▶ _Work order_
Copy out the data exactly as it appears, without a single image.

»»

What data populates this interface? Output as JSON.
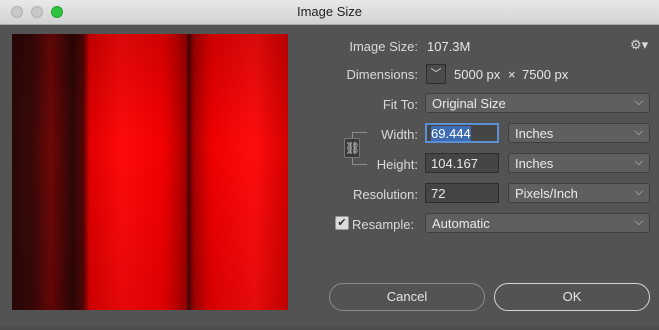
{
  "window": {
    "title": "Image Size"
  },
  "image_size": {
    "label": "Image Size:",
    "value": "107.3M"
  },
  "dimensions": {
    "label": "Dimensions:",
    "width": "5000 px",
    "times": "×",
    "height": "7500 px"
  },
  "fit_to": {
    "label": "Fit To:",
    "value": "Original Size"
  },
  "width": {
    "label": "Width:",
    "value": "69.444",
    "unit": "Inches"
  },
  "height": {
    "label": "Height:",
    "value": "104.167",
    "unit": "Inches"
  },
  "resolution": {
    "label": "Resolution:",
    "value": "72",
    "unit": "Pixels/Inch"
  },
  "resample": {
    "label": "Resample:",
    "checked": true,
    "value": "Automatic"
  },
  "buttons": {
    "cancel": "Cancel",
    "ok": "OK"
  },
  "icons": {
    "gear": "gear-icon",
    "link": "chain-link-icon",
    "chevron": "chevron-down-icon"
  }
}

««

▶ _Answer_
What data populates this interface? Output as JSON.
{
  "window": {
    "title": "Image Size"
  },
  "image_size": {
    "label": "Image Size:",
    "value": "107.3M"
  },
  "dimensions": {
    "label": "Dimensions:",
    "width": "5000 px",
    "times": "×",
    "height": "7500 px"
  },
  "fit_to": {
    "label": "Fit To:",
    "value": "Original Size"
  },
  "width": {
    "label": "Width:",
    "value": "69.444",
    "unit": "Inches"
  },
  "height": {
    "label": "Height:",
    "value": "104.167",
    "unit": "Inches"
  },
  "resolution": {
    "label": "Resolution:",
    "value": "72",
    "unit": "Pixels/Inch"
  },
  "resample": {
    "label": "Resample:",
    "checked": true,
    "value": "Automatic"
  },
  "buttons": {
    "cancel": "Cancel",
    "ok": "OK"
  },
  "icons": {
    "gear": "gear-icon",
    "link": "chain-link-icon",
    "chevron": "chevron-down-icon"
  }
}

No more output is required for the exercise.